003 – Proinflammatory T cells drive distinct inflammatory astrocyte profiles

Electronic Poster | Session 2

003 – Proinflammatory T cells drive distinct inflammatory astrocyte profiles

Samantha Schmaul (1) – Nicholas Hanuscheck (1) – Frauke Zipp (1) – Stefan Bittner (1)
Johannes Gutenberg University Mainz, University medical center Mainz, Mainz, Germany (1)

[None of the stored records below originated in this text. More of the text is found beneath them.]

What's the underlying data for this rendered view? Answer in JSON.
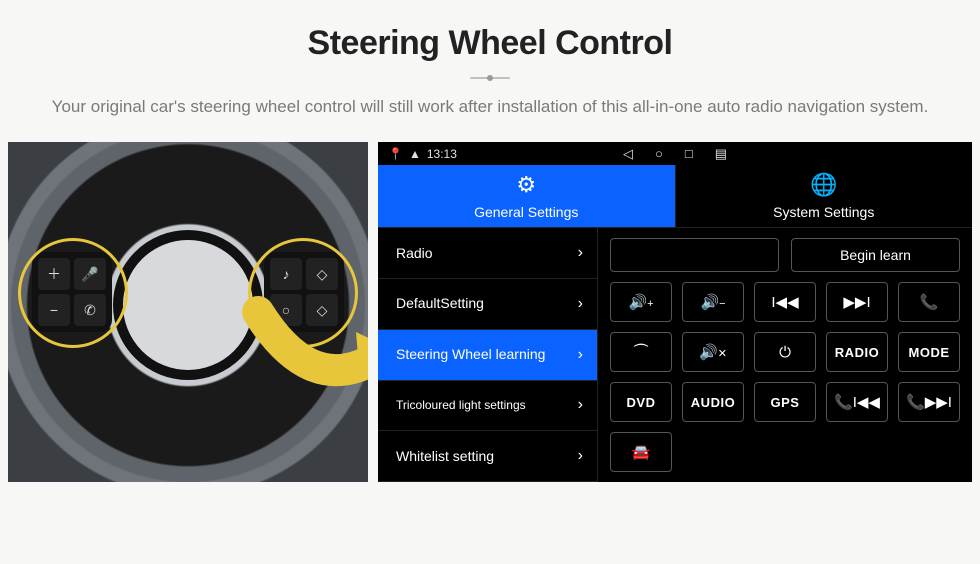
{
  "header": {
    "title": "Steering Wheel Control",
    "subtitle": "Your original car's steering wheel control will still work after installation of this all-in-one auto radio navigation system."
  },
  "statusbar": {
    "time": "13:13"
  },
  "tabs": {
    "general": "General Settings",
    "system": "System Settings"
  },
  "menu": {
    "radio": "Radio",
    "default": "DefaultSetting",
    "swc": "Steering Wheel learning",
    "tricol": "Tricoloured light settings",
    "whitelist": "Whitelist setting"
  },
  "panel": {
    "begin": "Begin learn",
    "buttons": {
      "vol_up": "🔊+",
      "vol_dn": "🔊−",
      "prev": "⏮",
      "next": "⏭",
      "call": "📞",
      "hang": "⌒",
      "mute": "🔇",
      "power": "⏻",
      "radio": "RADIO",
      "mode": "MODE",
      "dvd": "DVD",
      "audio": "AUDIO",
      "gps": "GPS",
      "call_prev": "📞⏮",
      "call_next": "📞⏭",
      "car": "🚘"
    }
  }
}
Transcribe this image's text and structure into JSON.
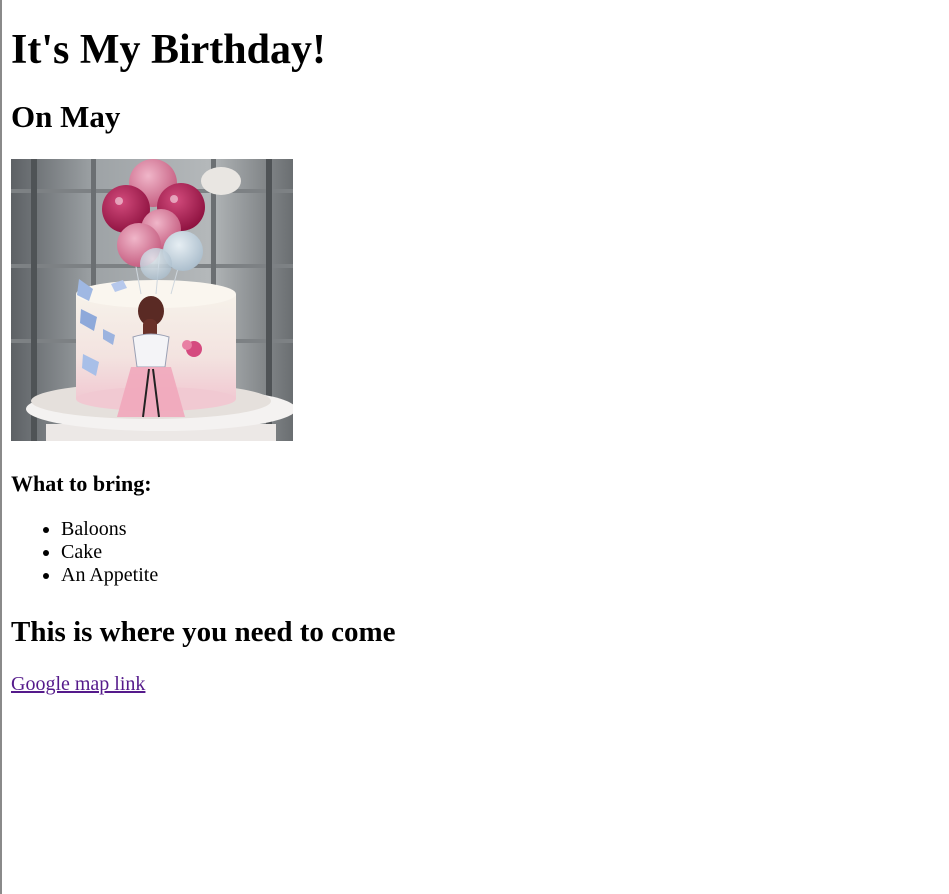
{
  "header": {
    "title": "It's My Birthday!",
    "date": "On May"
  },
  "image": {
    "alt": "Birthday cake with balloons"
  },
  "bring": {
    "heading": "What to bring:",
    "items": [
      "Baloons",
      "Cake",
      "An Appetite"
    ]
  },
  "location": {
    "heading": "This is where you need to come",
    "link_text": "Google map link"
  },
  "colors": {
    "link_visited": "#551a8b",
    "text": "#000000",
    "background": "#ffffff"
  }
}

Highly proinflammatory CD4+ Th1 and Th17 T cells are able to infiltrate CNS tissue and to initiate an inflammatory cascade involving innate immune activation, oligodendrocyte and neuronal damage. The role of astrocytes during autoimmune CNS inflammatory diseases such as multiple sclerosis, however, is still poorly understood. It is especially unclear how they interact with invading immune cells and what drives astrocytes to overtake proinflammatory or neuroprotective roles in tissue inflammation.
During tissue invasion, Th1 and Th17 cells require antigenic restimulation to exert their encephalitogenic potential. Because astrocytes do not express MHC class II under physiological conditions, T cell stimulation in the CNS is yet considered to be mainly provided by local myeloid cells. Here, using two-photon live imaging, we show that pathogenic T cells directly interact with astrocytes in Aldh1l1-eGFP reporter organotypic hippocampal slice cultures (OHSCs). We demonstrate that T cell infiltration induces MHC class II expression on astrocytes, indicating an antigen dependent interaction of T cells with astrocytes. Indeed, interacting CNS-autoantigen-specific T cells (2d2) showed prolonged interactions with astrocytes as compared to ovalbumin-specific T cells (OT2). Antibody-mediated blocking of MHC class II significantly increased T cell motility of MOG-specific T cells indicative of the acquisition of undirected search behaviour, while it did not alter OT2 T cell motility. Strikingly, we could identify distinct differences between Th1 and Th17 cells as astrocytes gained different adhesion molecule signatures upon their presence. In summary, we show that proinflammatory T lymphocytes initiate an inflammatory phenotype in astrocytes as a potential new modulator of neuroinflammatory pathways.